Michalk1, A., Stricker, S., Becker, J., Rupps, R., Pantzar, T., Miertus, J., et al. (2008). Acetylcholine receptor pathway mutations explain various fetal akinesia deformation sequence disorders. The American Journal of Human Genetics, 82(2), 464-476. doi:10.1016/j.ajhg.2007.11.006.


Zitierlink: http://hdl.handle.net/11858/00-001M-0000-0010-8064-B
Zusammenfassung

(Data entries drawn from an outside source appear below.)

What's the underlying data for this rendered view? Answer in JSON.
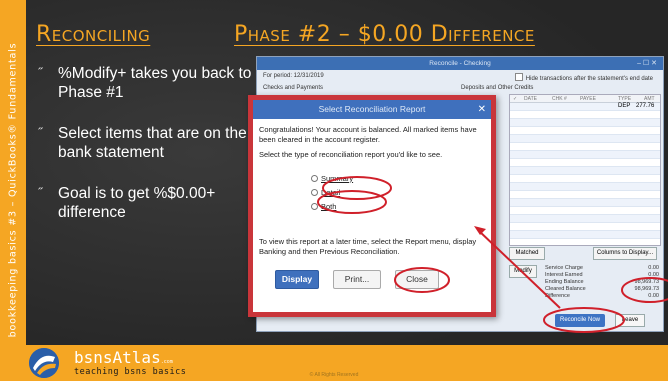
{
  "sidebar": {
    "text": "bookkeeping basics #3 – QuickBooks® Fundamentals"
  },
  "title": {
    "left": "Reconciling",
    "right": "Phase #2 – $0.00 Difference"
  },
  "bullets": [
    {
      "mark": "˝",
      "text": "%Modify+ takes you back to Phase #1"
    },
    {
      "mark": "˝",
      "text": "Select items that are on the bank statement"
    },
    {
      "mark": "˝",
      "text": "Goal is to get %$0.00+ difference"
    }
  ],
  "qb": {
    "window_title": "Reconcile - Checking",
    "window_controls": "– ☐ ✕",
    "period": "For period: 12/31/2019",
    "hide_label": "Hide transactions after the statement's end date",
    "checks_label": "Checks and Payments",
    "deposits_label": "Deposits and Other Credits",
    "columns": [
      "✓",
      "DATE",
      "CHK #",
      "PAYEE",
      "TYPE",
      "AMT"
    ],
    "row": {
      "type": "DEP",
      "amount": "277.76"
    },
    "matched_label": "Matched",
    "columns_button": "Columns to Display...",
    "modify_label": "Modify",
    "summary": [
      {
        "label": "Service Charge",
        "value": "0.00"
      },
      {
        "label": "Interest Earned",
        "value": "0.00"
      },
      {
        "label": "Ending Balance",
        "value": "98,969.73"
      },
      {
        "label": "Cleared Balance",
        "value": "98,969.73"
      },
      {
        "label": "Difference",
        "value": "0.00"
      }
    ],
    "reconcile_now": "Reconcile Now",
    "leave": "Leave"
  },
  "dialog": {
    "title": "Select Reconciliation Report",
    "close_glyph": "✕",
    "message": "Congratulations! Your account is balanced. All marked items have been cleared in the account register.",
    "prompt": "Select the type of reconciliation report you'd like to see.",
    "options": [
      "Summary",
      "Detail",
      "Both"
    ],
    "footnote": "To view this report at a later time, select the Report menu, display Banking and then Previous Reconciliation.",
    "buttons": {
      "display": "Display",
      "print": "Print...",
      "close": "Close"
    }
  },
  "footer": {
    "brand": "bsnsAtlas",
    "brand_suffix": ".com",
    "tagline": "teaching bsns basics",
    "rights": "© All Rights Reserved"
  },
  "colors": {
    "accent": "#f5a623",
    "annotation": "#d0202a",
    "qb_blue": "#3f70bd"
  }
}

Impaired fetal movement causes malformations, summarized as fetal akinesia deformation sequence (FADS), and is triggered by environmental and genetic factors. Acetylcholine receptor (AChR) components are suspects because mutations in the fetally expressed subunit (CHRNG) of AChR were found in two FADS disorders, lethal multiple pterygium syndrome (LMPS) and Escobar syndrome. Other AChR subunits 1, 1, and (CHRNA1, CHRNB1, CHRND) as well as receptor-associated protein of the synapse (RAPSN) previously revealed missense or compound nonsense-missense mutations in viable congenital myasthenic syndrome; lethality of homozygous null mutations was predicted but never shown. We provide the first report to our knowledge of homozygous nonsense mutations in CHRNA1 and CHRND and show that they were lethal, whereas novel recessive missense mutations in RAPSN caused a severe but not necessarily lethal phenotype. To elucidate disease-associated malformations such as frequent abortions, fetal edema, cystic hygroma, or cardiac defects, we studied Chrna1, Chrnb1, Chrnd, Chrng, and Rapsn in mouse embryos and found expression in skeletal muscles but also in early somite development. This indicates that early developmental defects might be due to somite expression in addition to solely muscle-specific effects. We conclude that complete or severe functional disruption of fetal AChR causes lethal multiple pterygium syndrome whereas milder alterations result in fetal hypokinesia with inborn contractures or a myasthenic syndrome later in life.